Market ready for quick nama selloff - Michael Noonan

independent.ie/business/iris … 21734.html

"FINANCE Minister Michael Noonan has asked the National Asset Management Agency (NAMA) to weigh up the pros and cons of selling off its property quickly.
Mr Noonan said yesterday the increase in demand for property meant that the market “would be able to carry a big sale at this point”. One reason why NAMA has been slow to sell property is the fear that the market could be destabilised if large amounts of property were sold in one go. Recent price rises and a surge in demand for office space in Dublin means these fears have receded.

In Brussels yesterday, Mr Noonan told reporters that he had instructed senior NAMA officials to look at the various options, but he said no decisions had yet been taken…"

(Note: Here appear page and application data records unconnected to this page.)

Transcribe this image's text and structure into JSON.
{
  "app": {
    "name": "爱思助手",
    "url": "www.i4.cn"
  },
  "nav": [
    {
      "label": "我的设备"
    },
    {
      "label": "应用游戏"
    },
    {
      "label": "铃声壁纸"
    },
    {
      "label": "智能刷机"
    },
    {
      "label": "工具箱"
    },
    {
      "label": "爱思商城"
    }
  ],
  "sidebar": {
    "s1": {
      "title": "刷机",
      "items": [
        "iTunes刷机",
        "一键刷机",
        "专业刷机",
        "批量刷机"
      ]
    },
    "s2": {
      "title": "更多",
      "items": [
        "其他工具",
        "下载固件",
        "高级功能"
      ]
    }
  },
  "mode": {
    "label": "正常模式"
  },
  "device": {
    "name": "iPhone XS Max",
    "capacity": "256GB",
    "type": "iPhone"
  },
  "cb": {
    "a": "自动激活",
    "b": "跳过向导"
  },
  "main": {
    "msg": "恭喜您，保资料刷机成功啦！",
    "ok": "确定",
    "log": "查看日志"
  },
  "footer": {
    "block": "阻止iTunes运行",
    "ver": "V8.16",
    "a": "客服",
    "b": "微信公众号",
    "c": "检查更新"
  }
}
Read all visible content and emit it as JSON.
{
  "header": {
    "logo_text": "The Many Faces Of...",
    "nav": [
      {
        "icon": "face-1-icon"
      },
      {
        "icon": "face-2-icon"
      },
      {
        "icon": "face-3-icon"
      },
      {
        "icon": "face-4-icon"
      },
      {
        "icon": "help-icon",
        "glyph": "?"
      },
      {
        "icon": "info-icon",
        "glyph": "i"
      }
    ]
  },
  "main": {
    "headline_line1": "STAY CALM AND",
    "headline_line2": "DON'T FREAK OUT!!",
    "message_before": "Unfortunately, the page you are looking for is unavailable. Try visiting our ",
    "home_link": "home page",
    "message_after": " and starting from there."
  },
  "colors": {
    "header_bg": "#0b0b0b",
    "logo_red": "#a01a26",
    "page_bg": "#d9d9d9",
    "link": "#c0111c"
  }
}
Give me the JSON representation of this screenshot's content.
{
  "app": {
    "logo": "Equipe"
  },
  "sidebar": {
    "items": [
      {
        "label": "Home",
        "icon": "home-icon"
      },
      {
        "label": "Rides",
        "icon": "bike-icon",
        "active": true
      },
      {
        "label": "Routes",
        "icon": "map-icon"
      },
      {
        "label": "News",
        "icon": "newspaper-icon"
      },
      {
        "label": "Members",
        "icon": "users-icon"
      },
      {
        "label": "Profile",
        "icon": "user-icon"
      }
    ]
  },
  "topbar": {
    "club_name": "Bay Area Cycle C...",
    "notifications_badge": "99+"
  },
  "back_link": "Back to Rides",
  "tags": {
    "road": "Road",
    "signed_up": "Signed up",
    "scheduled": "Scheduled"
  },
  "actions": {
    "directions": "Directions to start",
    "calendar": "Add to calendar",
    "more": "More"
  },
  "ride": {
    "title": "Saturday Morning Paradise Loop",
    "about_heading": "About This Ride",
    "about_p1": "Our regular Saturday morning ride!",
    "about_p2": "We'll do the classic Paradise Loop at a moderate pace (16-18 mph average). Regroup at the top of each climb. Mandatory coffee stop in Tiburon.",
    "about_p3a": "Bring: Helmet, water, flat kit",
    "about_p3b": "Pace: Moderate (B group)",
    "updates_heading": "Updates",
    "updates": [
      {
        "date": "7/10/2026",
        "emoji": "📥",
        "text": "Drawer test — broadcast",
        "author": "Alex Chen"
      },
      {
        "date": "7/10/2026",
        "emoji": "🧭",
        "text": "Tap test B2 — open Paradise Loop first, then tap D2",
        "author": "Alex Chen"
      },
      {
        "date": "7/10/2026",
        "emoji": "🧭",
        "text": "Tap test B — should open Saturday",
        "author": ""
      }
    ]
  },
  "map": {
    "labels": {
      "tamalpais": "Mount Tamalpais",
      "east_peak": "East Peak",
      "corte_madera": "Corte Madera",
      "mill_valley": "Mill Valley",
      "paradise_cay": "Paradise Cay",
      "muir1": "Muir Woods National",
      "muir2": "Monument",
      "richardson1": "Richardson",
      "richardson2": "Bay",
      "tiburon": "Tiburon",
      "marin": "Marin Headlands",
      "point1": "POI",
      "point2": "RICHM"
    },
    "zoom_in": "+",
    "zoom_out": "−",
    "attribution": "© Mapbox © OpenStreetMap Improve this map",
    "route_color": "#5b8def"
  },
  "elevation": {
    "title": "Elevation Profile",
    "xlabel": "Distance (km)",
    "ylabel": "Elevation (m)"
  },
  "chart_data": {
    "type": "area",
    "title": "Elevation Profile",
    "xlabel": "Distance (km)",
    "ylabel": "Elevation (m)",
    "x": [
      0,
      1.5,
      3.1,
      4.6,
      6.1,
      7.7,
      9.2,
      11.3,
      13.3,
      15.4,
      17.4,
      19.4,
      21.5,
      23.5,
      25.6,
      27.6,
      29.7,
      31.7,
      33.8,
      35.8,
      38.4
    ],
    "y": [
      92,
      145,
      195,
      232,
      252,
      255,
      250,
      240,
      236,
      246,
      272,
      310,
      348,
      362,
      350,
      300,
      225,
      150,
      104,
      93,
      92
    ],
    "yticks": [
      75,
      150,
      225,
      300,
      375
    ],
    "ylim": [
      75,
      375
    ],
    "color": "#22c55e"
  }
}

Surprised this wasn’t posted. Could be significant, or could be hot air. Maybe Noonan is realising how much Nama is costing, directly in cash, and also the consequences of market manipulation & cronyism.

The Gov are also thinking of flogging thei AIB shareholding apparently

irishtimes.com/news/politics … -1.1698626

It strikes me that they see this as a good time to sell, which would imply that some point in the future is not a better time to sell. Read into that what you will.

Another perspective is that all this is window dressing in advance of council and MEP elections.

The Govt, like everyone else, can’t tell the future. However, if there is an opportunity to sell off Nama’s remaining loans without any further write downs, this could be considered a good deal. I can see why getting shut of Nama would look attractive.

very possibly

Very possibly

Zero chance

Just saw this gem…

Thats a lot of burritos…

Yes, a key point in Irish tax law is that when a company makes a trading loss in one year, it can offset that loss against profits in the same trade in subsequent years.

The Irish banks have billions of losses, so until they exceed the same billions of profits, no tax will come to the State. This will take 15-20 years I reckon.

Then again, how much of this 100bn was ‘owed’ to future Anglo profits? A third? Can’t see the 100bn figure running true for the banks still trading in Ireland.

whatever about Bank of Ireland, surely AIB’s tax losses could be wiped by legislation?

Lloyds/BoSI’s quick exit was partly driven by tax planning - pulling out and handing back the license when they did had some implication for the losses’ treatment